━━ DATA LISTING ━━

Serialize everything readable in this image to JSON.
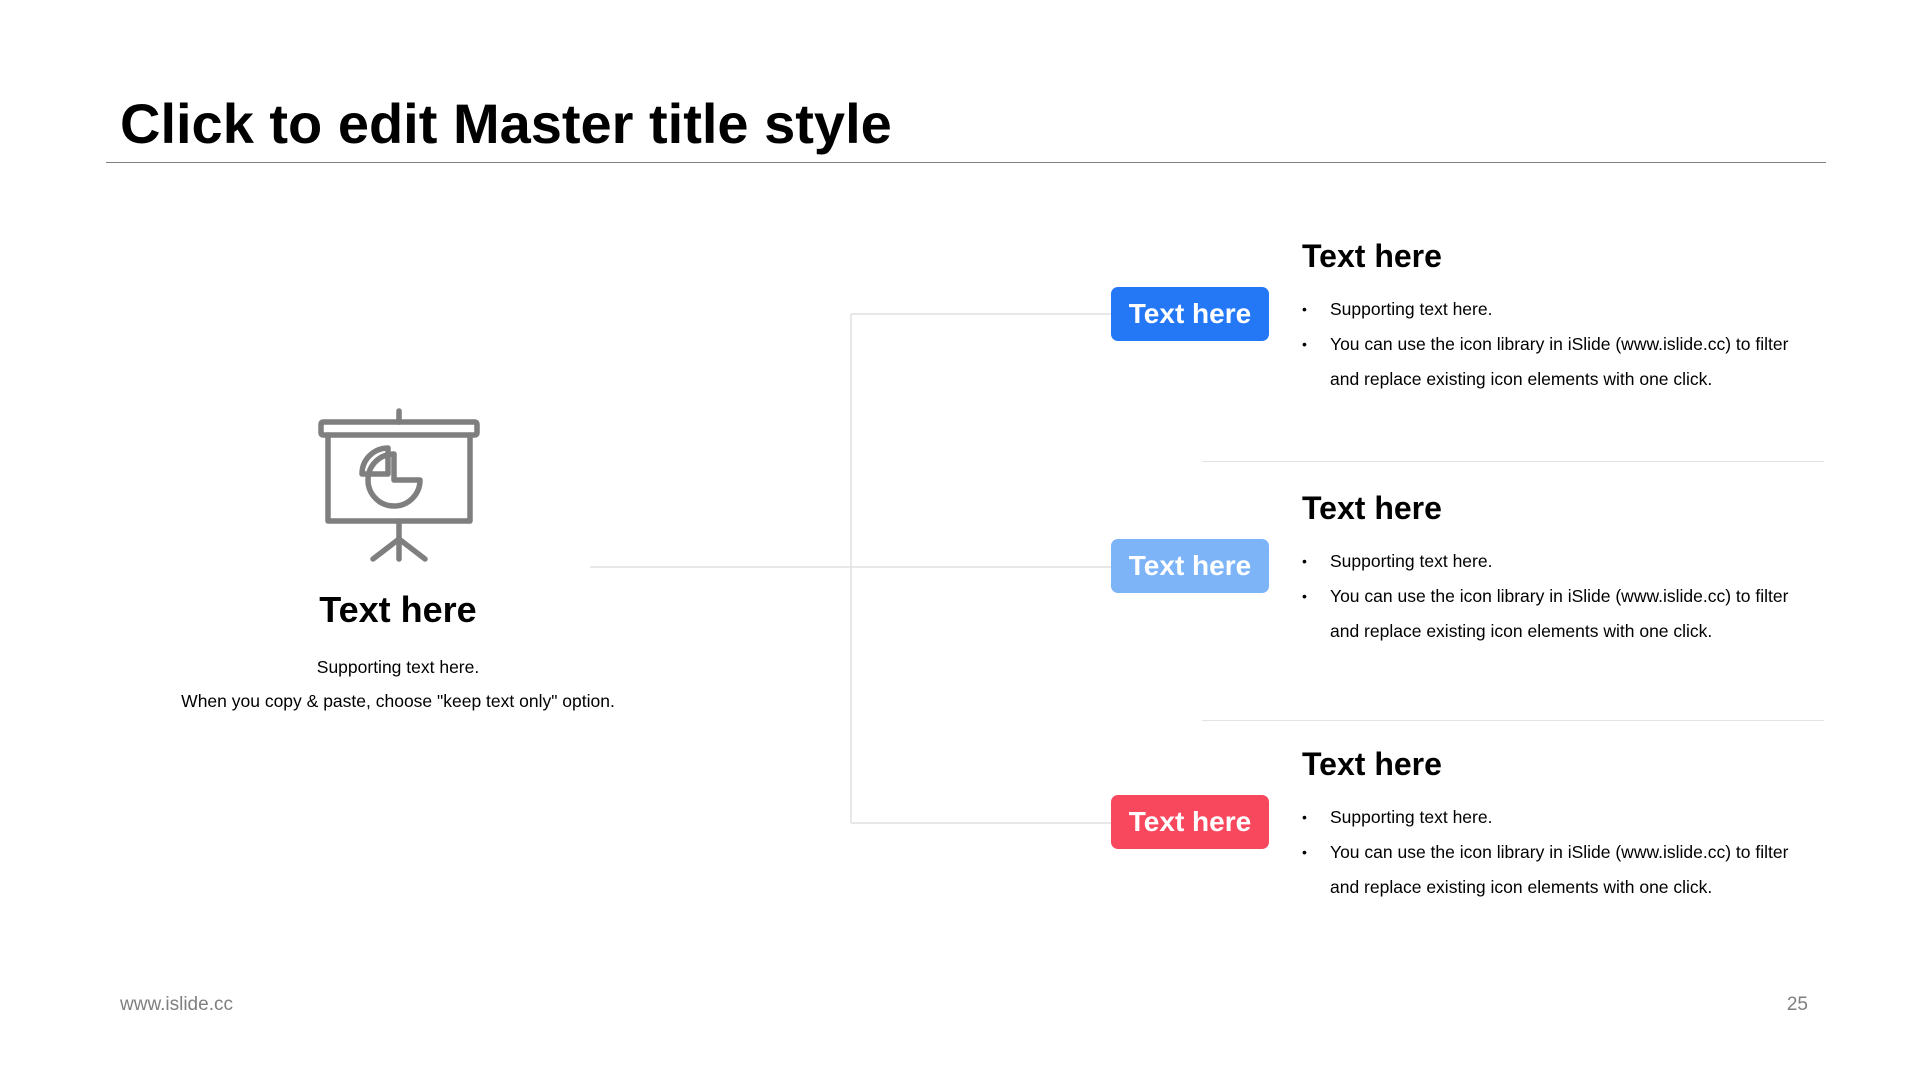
{
  "title": "Click to edit Master title style",
  "left": {
    "icon": "presentation-screen-pie-chart-icon",
    "heading": "Text here",
    "support_lines": [
      "Supporting text here.",
      "When you copy & paste, choose \"keep text only\" option."
    ]
  },
  "items": [
    {
      "tag": "Text here",
      "tag_color": "#2478f6",
      "heading": "Text here",
      "bullets": [
        "Supporting text here.",
        "You can use the icon library in iSlide  (www.islide.cc) to filter and replace existing icon elements with one click."
      ]
    },
    {
      "tag": "Text here",
      "tag_color": "#7db4f8",
      "heading": "Text here",
      "bullets": [
        "Supporting text here.",
        "You can use the icon library in iSlide  (www.islide.cc) to filter and replace existing icon elements with one click."
      ]
    },
    {
      "tag": "Text here",
      "tag_color": "#f8485e",
      "heading": "Text here",
      "bullets": [
        "Supporting text here.",
        "You can use the icon library in iSlide  (www.islide.cc) to filter and replace existing icon elements with one click."
      ]
    }
  ],
  "footer": {
    "url": "www.islide.cc",
    "page_number": "25"
  }
}
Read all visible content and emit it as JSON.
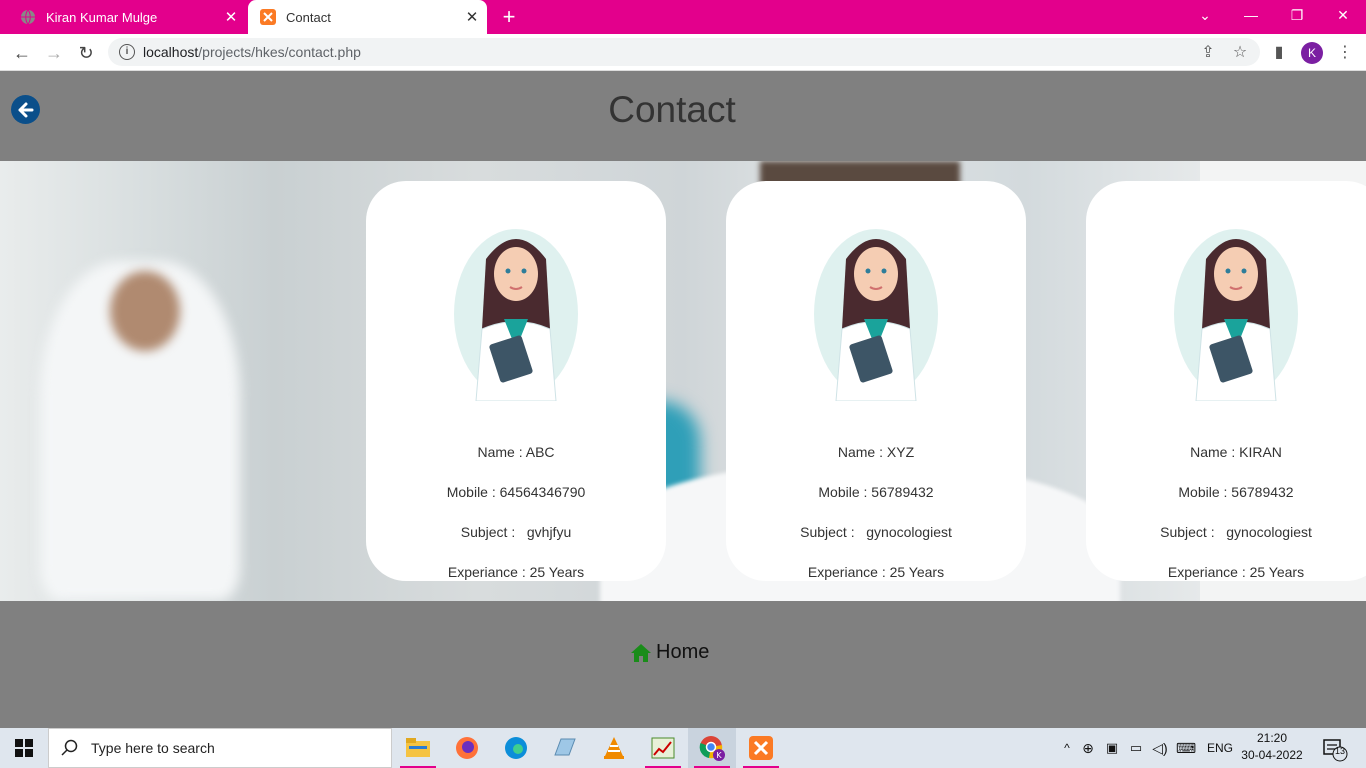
{
  "browser": {
    "tabs": [
      {
        "title": "Kiran Kumar Mulge",
        "active": false
      },
      {
        "title": "Contact",
        "active": true
      }
    ],
    "new_tab": "+",
    "url_host": "localhost",
    "url_path": "/projects/hkes/contact.php",
    "avatar_letter": "K"
  },
  "page": {
    "title": "Contact",
    "cards": [
      {
        "name": "Name : ABC",
        "mobile": "Mobile : 64564346790",
        "subject": "Subject :   gvhjfyu",
        "experience": "Experiance : 25 Years"
      },
      {
        "name": "Name : XYZ",
        "mobile": "Mobile : 56789432",
        "subject": "Subject :   gynocologiest",
        "experience": "Experiance : 25 Years"
      },
      {
        "name": "Name : KIRAN",
        "mobile": "Mobile : 56789432",
        "subject": "Subject :   gynocologiest",
        "experience": "Experiance : 25 Years"
      }
    ],
    "home_link": "Home"
  },
  "taskbar": {
    "search_placeholder": "Type here to search",
    "language": "ENG",
    "time": "21:20",
    "date": "30-04-2022",
    "notifications": "13"
  },
  "colors": {
    "tab_strip": "#e3008c",
    "page_bg": "#808080",
    "back_button": "#0b4f8a",
    "home_icon": "#1a8c1a"
  }
}
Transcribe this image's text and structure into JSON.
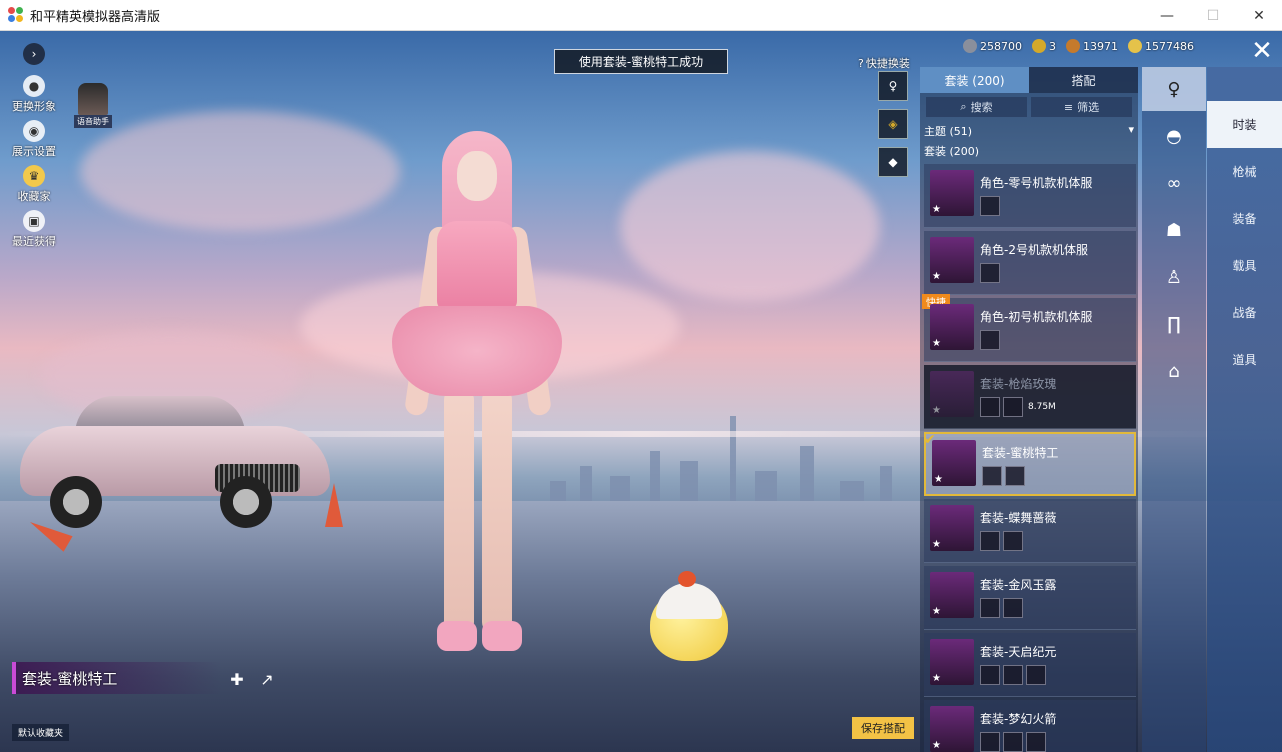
{
  "window": {
    "title": "和平精英模拟器高清版",
    "minimize": "—",
    "maximize": "☐",
    "close": "✕"
  },
  "left_menu": [
    {
      "label": "更换形象",
      "icon": "person-icon"
    },
    {
      "label": "展示设置",
      "icon": "eye-icon"
    },
    {
      "label": "收藏家",
      "icon": "crown-icon"
    },
    {
      "label": "最近获得",
      "icon": "gift-icon"
    }
  ],
  "voice_assistant": "语音助手",
  "toast": "使用套装-蜜桃特工成功",
  "currency": [
    {
      "value": "258700",
      "color": "#8a8f9c"
    },
    {
      "value": "3",
      "color": "#d4a92a"
    },
    {
      "value": "13971",
      "color": "#c57a2c"
    },
    {
      "value": "1577486",
      "color": "#e5c24a"
    }
  ],
  "quick_change_label": "快捷换装",
  "panel": {
    "tabs": [
      {
        "label": "套装 (200)",
        "active": true
      },
      {
        "label": "搭配",
        "active": false
      }
    ],
    "search": "搜索",
    "filter": "筛选",
    "theme_label": "主题 (51)",
    "suit_label": "套装 (200)",
    "items": [
      {
        "name": "角色-零号机款机体服",
        "state": "normal"
      },
      {
        "name": "角色-2号机款机体服",
        "state": "normal"
      },
      {
        "name": "角色-初号机款机体服",
        "state": "quick",
        "badge": "快捷"
      },
      {
        "name": "套装-枪焰玫瑰",
        "state": "dim",
        "size": "8.75M"
      },
      {
        "name": "套装-蜜桃特工",
        "state": "selected"
      },
      {
        "name": "套装-蝶舞蔷薇",
        "state": "normal"
      },
      {
        "name": "套装-金风玉露",
        "state": "normal"
      },
      {
        "name": "套装-天启纪元",
        "state": "normal"
      },
      {
        "name": "套装-梦幻火箭",
        "state": "normal"
      }
    ]
  },
  "categories": [
    {
      "icon": "outfit-icon",
      "active": true
    },
    {
      "icon": "hat-icon",
      "active": false
    },
    {
      "icon": "glasses-icon",
      "active": false
    },
    {
      "icon": "mask-icon",
      "active": false
    },
    {
      "icon": "top-icon",
      "active": false
    },
    {
      "icon": "pants-icon",
      "active": false
    },
    {
      "icon": "shoes-icon",
      "active": false
    }
  ],
  "main_nav": [
    {
      "label": "时装",
      "active": true
    },
    {
      "label": "枪械",
      "active": false
    },
    {
      "label": "装备",
      "active": false
    },
    {
      "label": "载具",
      "active": false
    },
    {
      "label": "战备",
      "active": false
    },
    {
      "label": "道具",
      "active": false
    }
  ],
  "outfit_name": "套装-蜜桃特工",
  "default_favorite": "默认收藏夹",
  "save_button": "保存搭配"
}
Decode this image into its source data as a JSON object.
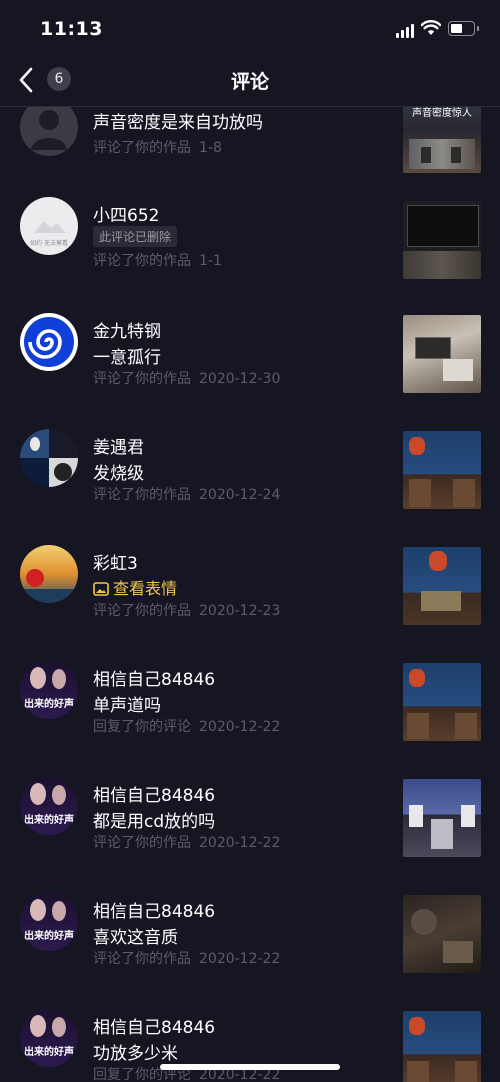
{
  "status_bar": {
    "time": "11:13"
  },
  "nav": {
    "title": "评论",
    "back_count": "6"
  },
  "comments": [
    {
      "nickname": "",
      "content": "声音密度是来自功放吗",
      "action": "评论了你的作品",
      "date": "1-8",
      "thumb_text": "声音密度惊人",
      "avatar_icon": "default-user-icon"
    },
    {
      "nickname": "小四652",
      "content": "",
      "deleted_label": "此评论已删除",
      "action": "评论了你的作品",
      "date": "1-1",
      "avatar_text": "如约 无法莫看"
    },
    {
      "nickname": "金九特钢",
      "content": "一意孤行",
      "action": "评论了你的作品",
      "date": "2020-12-30"
    },
    {
      "nickname": "姜遇君",
      "content": "发烧级",
      "action": "评论了你的作品",
      "date": "2020-12-24"
    },
    {
      "nickname": "彩虹3",
      "content": "",
      "emoji_label": "查看表情",
      "action": "评论了你的作品",
      "date": "2020-12-23"
    },
    {
      "nickname": "相信自己84846",
      "content": "单声道吗",
      "action": "回复了你的评论",
      "date": "2020-12-22",
      "avatar_text": "出来的好声"
    },
    {
      "nickname": "相信自己84846",
      "content": "都是用cd放的吗",
      "action": "评论了你的作品",
      "date": "2020-12-22",
      "avatar_text": "出来的好声"
    },
    {
      "nickname": "相信自己84846",
      "content": "喜欢这音质",
      "action": "评论了你的作品",
      "date": "2020-12-22",
      "avatar_text": "出来的好声"
    },
    {
      "nickname": "相信自己84846",
      "content": "功放多少米",
      "action": "回复了你的评论",
      "date": "2020-12-22",
      "avatar_text": "出来的好声"
    }
  ],
  "colors": {
    "background": "#161623",
    "accent_yellow": "#f2c54b",
    "meta_gray": "#5c5c69"
  }
}
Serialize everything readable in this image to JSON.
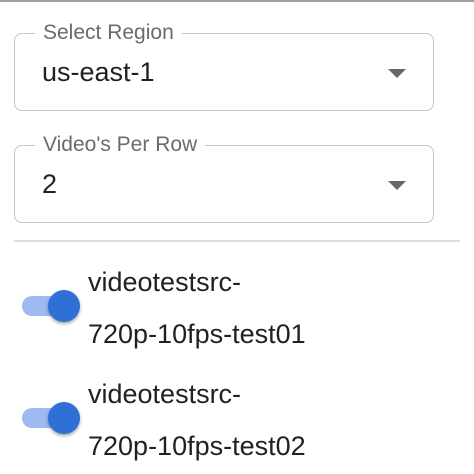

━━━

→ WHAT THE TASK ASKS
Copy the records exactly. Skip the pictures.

→ OUTPUT OF THE EXERCISE
Serialize everything readable in this image to JSON.
{
  "title": "Click to edit Master title style",
  "left": {
    "icon": "presentation-screen-pie-chart-icon",
    "heading": "Text here",
    "support_lines": [
      "Supporting text here.",
      "When you copy & paste, choose \"keep text only\" option."
    ]
  },
  "items": [
    {
      "tag": "Text here",
      "tag_color": "#2478f6",
      "heading": "Text here",
      "bullets": [
        "Supporting text here.",
        "You can use the icon library in iSlide  (www.islide.cc) to filter and replace existing icon elements with one click."
      ]
    },
    {
      "tag": "Text here",
      "tag_color": "#7db4f8",
      "heading": "Text here",
      "bullets": [
        "Supporting text here.",
        "You can use the icon library in iSlide  (www.islide.cc) to filter and replace existing icon elements with one click."
      ]
    },
    {
      "tag": "Text here",
      "tag_color": "#f8485e",
      "heading": "Text here",
      "bullets": [
        "Supporting text here.",
        "You can use the icon library in iSlide  (www.islide.cc) to filter and replace existing icon elements with one click."
      ]
    }
  ],
  "footer": {
    "url": "www.islide.cc",
    "page_number": "25"
  }
}
Read all visible content and emit it as JSON.
{
  "browser": {
    "tabs": [
      {
        "title": "Kiran Kumar Mulge",
        "active": false
      },
      {
        "title": "Contact",
        "active": true
      }
    ],
    "new_tab": "+",
    "url_host": "localhost",
    "url_path": "/projects/hkes/contact.php",
    "avatar_letter": "K"
  },
  "page": {
    "title": "Contact",
    "cards": [
      {
        "name": "Name : ABC",
        "mobile": "Mobile : 64564346790",
        "subject": "Subject :   gvhjfyu",
        "experience": "Experiance : 25 Years"
      },
      {
        "name": "Name : XYZ",
        "mobile": "Mobile : 56789432",
        "subject": "Subject :   gynocologiest",
        "experience": "Experiance : 25 Years"
      },
      {
        "name": "Name : KIRAN",
        "mobile": "Mobile : 56789432",
        "subject": "Subject :   gynocologiest",
        "experience": "Experiance : 25 Years"
      }
    ],
    "home_link": "Home"
  },
  "taskbar": {
    "search_placeholder": "Type here to search",
    "language": "ENG",
    "time": "21:20",
    "date": "30-04-2022",
    "notifications": "13"
  },
  "colors": {
    "tab_strip": "#e3008c",
    "page_bg": "#808080",
    "back_button": "#0b4f8a",
    "home_icon": "#1a8c1a"
  }
}
Transcribe this image's text and structure into JSON.
{
  "window": {
    "title": "和平精英模拟器高清版",
    "minimize": "—",
    "maximize": "☐",
    "close": "✕"
  },
  "left_menu": [
    {
      "label": "更换形象",
      "icon": "person-icon"
    },
    {
      "label": "展示设置",
      "icon": "eye-icon"
    },
    {
      "label": "收藏家",
      "icon": "crown-icon"
    },
    {
      "label": "最近获得",
      "icon": "gift-icon"
    }
  ],
  "voice_assistant": "语音助手",
  "toast": "使用套装-蜜桃特工成功",
  "currency": [
    {
      "value": "258700",
      "color": "#8a8f9c"
    },
    {
      "value": "3",
      "color": "#d4a92a"
    },
    {
      "value": "13971",
      "color": "#c57a2c"
    },
    {
      "value": "1577486",
      "color": "#e5c24a"
    }
  ],
  "quick_change_label": "快捷换装",
  "panel": {
    "tabs": [
      {
        "label": "套装 (200)",
        "active": true
      },
      {
        "label": "搭配",
        "active": false
      }
    ],
    "search": "搜索",
    "filter": "筛选",
    "theme_label": "主题 (51)",
    "suit_label": "套装 (200)",
    "items": [
      {
        "name": "角色-零号机款机体服",
        "state": "normal"
      },
      {
        "name": "角色-2号机款机体服",
        "state": "normal"
      },
      {
        "name": "角色-初号机款机体服",
        "state": "quick",
        "badge": "快捷"
      },
      {
        "name": "套装-枪焰玫瑰",
        "state": "dim",
        "size": "8.75M"
      },
      {
        "name": "套装-蜜桃特工",
        "state": "selected"
      },
      {
        "name": "套装-蝶舞蔷薇",
        "state": "normal"
      },
      {
        "name": "套装-金风玉露",
        "state": "normal"
      },
      {
        "name": "套装-天启纪元",
        "state": "normal"
      },
      {
        "name": "套装-梦幻火箭",
        "state": "normal"
      }
    ]
  },
  "categories": [
    {
      "icon": "outfit-icon",
      "active": true
    },
    {
      "icon": "hat-icon",
      "active": false
    },
    {
      "icon": "glasses-icon",
      "active": false
    },
    {
      "icon": "mask-icon",
      "active": false
    },
    {
      "icon": "top-icon",
      "active": false
    },
    {
      "icon": "pants-icon",
      "active": false
    },
    {
      "icon": "shoes-icon",
      "active": false
    }
  ],
  "main_nav": [
    {
      "label": "时装",
      "active": true
    },
    {
      "label": "枪械",
      "active": false
    },
    {
      "label": "装备",
      "active": false
    },
    {
      "label": "载具",
      "active": false
    },
    {
      "label": "战备",
      "active": false
    },
    {
      "label": "道具",
      "active": false
    }
  ],
  "outfit_name": "套装-蜜桃特工",
  "default_favorite": "默认收藏夹",
  "save_button": "保存搭配"
}
Decode this image into its source data as a JSON object.
{
  "status_bar": {
    "time": "11:13"
  },
  "nav": {
    "title": "评论",
    "back_count": "6"
  },
  "comments": [
    {
      "nickname": "",
      "content": "声音密度是来自功放吗",
      "action": "评论了你的作品",
      "date": "1-8",
      "thumb_text": "声音密度惊人",
      "avatar_icon": "default-user-icon"
    },
    {
      "nickname": "小四652",
      "content": "",
      "deleted_label": "此评论已删除",
      "action": "评论了你的作品",
      "date": "1-1",
      "avatar_text": "如约 无法莫看"
    },
    {
      "nickname": "金九特钢",
      "content": "一意孤行",
      "action": "评论了你的作品",
      "date": "2020-12-30"
    },
    {
      "nickname": "姜遇君",
      "content": "发烧级",
      "action": "评论了你的作品",
      "date": "2020-12-24"
    },
    {
      "nickname": "彩虹3",
      "content": "",
      "emoji_label": "查看表情",
      "action": "评论了你的作品",
      "date": "2020-12-23"
    },
    {
      "nickname": "相信自己84846",
      "content": "单声道吗",
      "action": "回复了你的评论",
      "date": "2020-12-22",
      "avatar_text": "出来的好声"
    },
    {
      "nickname": "相信自己84846",
      "content": "都是用cd放的吗",
      "action": "评论了你的作品",
      "date": "2020-12-22",
      "avatar_text": "出来的好声"
    },
    {
      "nickname": "相信自己84846",
      "content": "喜欢这音质",
      "action": "评论了你的作品",
      "date": "2020-12-22",
      "avatar_text": "出来的好声"
    },
    {
      "nickname": "相信自己84846",
      "content": "功放多少米",
      "action": "回复了你的评论",
      "date": "2020-12-22",
      "avatar_text": "出来的好声"
    }
  ],
  "colors": {
    "background": "#161623",
    "accent_yellow": "#f2c54b",
    "meta_gray": "#5c5c69"
  }
}
Serialize everything readable in this image to JSON.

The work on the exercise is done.